Ha, what madness, what play, what intellectual rigor, what philosophical laxitude. This must be cured (exacerbated) by another martini. What type, you say. Well, gin of course. Vodka is for those who do not wish to taste of the finer things or remember the blandness of that which was previously imbibed.

Ah absurdity
meaning and meaninglesness
ah absurdity.

mme. bookling said...

if your defenition of absurd is
1. semantics
2. vodka drinkers

than my defenition of absurd is:
1. leaning on insult over wit
2. gin drinkers who think they have refined taste when actually they are the king of the hobo/suicide cocktail that entails any and everything in my liqour cabinet. also...anyone who loves taco bell's potato burritos and still claims a high falutin' palate.
3. people who think semantics are not an important part of writing - or rather thinking that people who cannot recover well from haneous mispellings, grammatical travesties, or irresponsible word splicing are just being knit-picky. it's called's what we non-genius types rely on to feel better about ourselves when grammatical fuckups such as yourself produce your bull-shit tour de force.

mme. bookling said...

i don't even spell check my comments.

that's how NOT knit-picky i am.

Kooy To The World said...

I hate to say this, no, I love to say this because it makes me giggle. The term is nit-picking in reference to the act of removing miniscule lice eggs (nits) from hair or clothing. I love being a ridiculous bastard.

Also, my definition of absurd does not include vodka drinkers. I love to embrace my own absurdity and I dislike vodka (though I am in the planning stages of a flavor fusion experiment using vodka as a base). And I have never claimed to be some erudite connoiseur of the palate. I do, however, like the term foodie as a lover of diverse comestibles and dabbler in gastronomical experimentation.

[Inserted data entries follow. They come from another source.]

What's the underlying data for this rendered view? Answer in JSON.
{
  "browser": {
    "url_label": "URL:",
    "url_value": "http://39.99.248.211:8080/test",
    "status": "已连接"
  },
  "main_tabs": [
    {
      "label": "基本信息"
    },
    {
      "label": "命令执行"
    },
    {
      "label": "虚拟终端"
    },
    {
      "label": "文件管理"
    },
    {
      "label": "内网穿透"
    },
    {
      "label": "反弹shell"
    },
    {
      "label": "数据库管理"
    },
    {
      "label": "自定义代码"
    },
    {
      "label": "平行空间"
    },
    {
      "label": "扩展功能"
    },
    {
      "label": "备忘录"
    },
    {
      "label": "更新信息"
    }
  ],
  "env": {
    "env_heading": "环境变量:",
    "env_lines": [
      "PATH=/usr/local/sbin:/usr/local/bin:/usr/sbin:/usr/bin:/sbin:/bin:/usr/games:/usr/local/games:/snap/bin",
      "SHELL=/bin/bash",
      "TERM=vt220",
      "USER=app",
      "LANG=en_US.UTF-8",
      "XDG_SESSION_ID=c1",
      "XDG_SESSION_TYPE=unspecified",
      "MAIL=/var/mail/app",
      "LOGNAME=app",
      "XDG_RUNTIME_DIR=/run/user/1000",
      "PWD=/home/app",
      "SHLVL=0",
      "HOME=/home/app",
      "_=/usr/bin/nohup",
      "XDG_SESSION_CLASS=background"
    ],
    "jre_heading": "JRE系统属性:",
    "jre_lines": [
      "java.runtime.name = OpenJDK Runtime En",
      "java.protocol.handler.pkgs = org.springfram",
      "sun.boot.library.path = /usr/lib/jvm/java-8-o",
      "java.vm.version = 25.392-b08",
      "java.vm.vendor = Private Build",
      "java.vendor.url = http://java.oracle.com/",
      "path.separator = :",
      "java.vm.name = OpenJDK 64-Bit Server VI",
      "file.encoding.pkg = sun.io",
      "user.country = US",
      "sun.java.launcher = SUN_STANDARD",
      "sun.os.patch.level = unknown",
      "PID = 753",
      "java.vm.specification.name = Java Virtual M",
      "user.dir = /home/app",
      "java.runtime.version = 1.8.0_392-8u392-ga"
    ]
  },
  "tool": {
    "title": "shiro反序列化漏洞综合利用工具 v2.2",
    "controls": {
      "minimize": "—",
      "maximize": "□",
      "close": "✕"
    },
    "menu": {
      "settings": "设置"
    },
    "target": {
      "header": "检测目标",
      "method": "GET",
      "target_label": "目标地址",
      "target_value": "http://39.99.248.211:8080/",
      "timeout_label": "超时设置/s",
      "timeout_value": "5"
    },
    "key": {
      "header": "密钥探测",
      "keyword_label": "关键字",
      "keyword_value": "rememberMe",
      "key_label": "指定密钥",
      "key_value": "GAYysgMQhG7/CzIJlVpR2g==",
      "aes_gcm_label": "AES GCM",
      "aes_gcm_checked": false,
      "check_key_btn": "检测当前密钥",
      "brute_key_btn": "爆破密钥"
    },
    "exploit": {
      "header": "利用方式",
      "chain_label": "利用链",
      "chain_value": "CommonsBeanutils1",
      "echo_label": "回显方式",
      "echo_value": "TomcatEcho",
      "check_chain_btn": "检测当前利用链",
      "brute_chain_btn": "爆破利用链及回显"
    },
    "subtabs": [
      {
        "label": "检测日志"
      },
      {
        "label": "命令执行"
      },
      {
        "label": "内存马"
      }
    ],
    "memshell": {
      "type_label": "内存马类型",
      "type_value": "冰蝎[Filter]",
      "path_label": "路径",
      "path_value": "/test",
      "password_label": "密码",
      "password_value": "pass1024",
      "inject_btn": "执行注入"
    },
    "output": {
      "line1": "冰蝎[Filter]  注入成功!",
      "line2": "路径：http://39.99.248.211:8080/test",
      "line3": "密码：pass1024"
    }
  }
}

Hobo/suicide cocktails. . . thusly named I will continue to create and enjoy them.

mme. bookling said...

i think it's funnier.

and let's be clear.
i am better than you.

just to be clear.

Allison said...

oh god...i miss being around you english majors. and of course hearing the name philippian. haha. i am also glad that we are writing, that which all english majors should be doing!